WORK INSTRUCTION>
Give back every record exactly, with its pictures left out.

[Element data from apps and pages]
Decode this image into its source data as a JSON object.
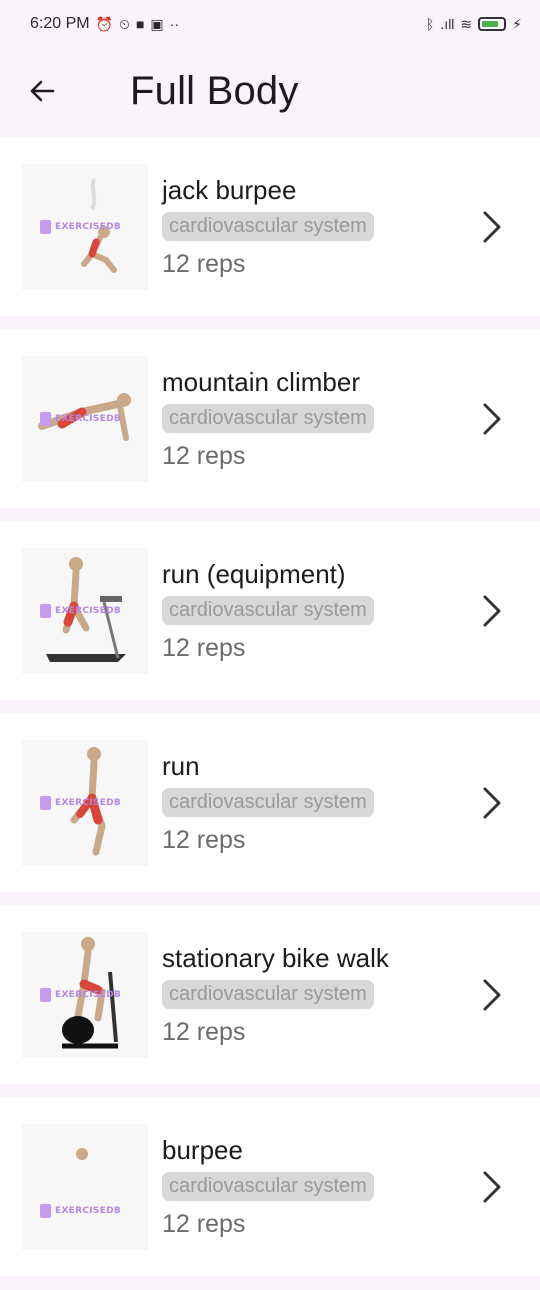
{
  "status_bar": {
    "time": "6:20 PM",
    "icons_left": [
      "alarm-off-icon",
      "alarm-icon",
      "video-icon",
      "calendar-icon",
      "more-dots-icon"
    ],
    "icons_right": [
      "bluetooth-icon",
      "signal-icon",
      "wifi-icon",
      "battery-icon",
      "charging-icon"
    ]
  },
  "app_bar": {
    "title": "Full Body",
    "back_icon": "arrow-left-icon"
  },
  "exercises": [
    {
      "name": "jack burpee",
      "category": "cardiovascular system",
      "reps": "12 reps"
    },
    {
      "name": "mountain climber",
      "category": "cardiovascular system",
      "reps": "12 reps"
    },
    {
      "name": "run (equipment)",
      "category": "cardiovascular system",
      "reps": "12 reps"
    },
    {
      "name": "run",
      "category": "cardiovascular system",
      "reps": "12 reps"
    },
    {
      "name": "stationary bike walk",
      "category": "cardiovascular system",
      "reps": "12 reps"
    },
    {
      "name": "burpee",
      "category": "cardiovascular system",
      "reps": "12 reps"
    }
  ],
  "watermark_text": "EXERCISEDB",
  "colors": {
    "background": "#fbf3fb",
    "card": "#ffffff",
    "chip": "#d8d8d8",
    "watermark": "#b487e0"
  }
}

ANSWER SECTION>
Decode this image into its source data as a JSON object.
{
  "status_bar": {
    "time": "6:20 PM",
    "icons_left": [
      "alarm-off-icon",
      "alarm-icon",
      "video-icon",
      "calendar-icon",
      "more-dots-icon"
    ],
    "icons_right": [
      "bluetooth-icon",
      "signal-icon",
      "wifi-icon",
      "battery-icon",
      "charging-icon"
    ]
  },
  "app_bar": {
    "title": "Full Body",
    "back_icon": "arrow-left-icon"
  },
  "exercises": [
    {
      "name": "jack burpee",
      "category": "cardiovascular system",
      "reps": "12 reps"
    },
    {
      "name": "mountain climber",
      "category": "cardiovascular system",
      "reps": "12 reps"
    },
    {
      "name": "run (equipment)",
      "category": "cardiovascular system",
      "reps": "12 reps"
    },
    {
      "name": "run",
      "category": "cardiovascular system",
      "reps": "12 reps"
    },
    {
      "name": "stationary bike walk",
      "category": "cardiovascular system",
      "reps": "12 reps"
    },
    {
      "name": "burpee",
      "category": "cardiovascular system",
      "reps": "12 reps"
    }
  ],
  "watermark_text": "EXERCISEDB",
  "colors": {
    "background": "#fbf3fb",
    "card": "#ffffff",
    "chip": "#d8d8d8",
    "watermark": "#b487e0"
  }
}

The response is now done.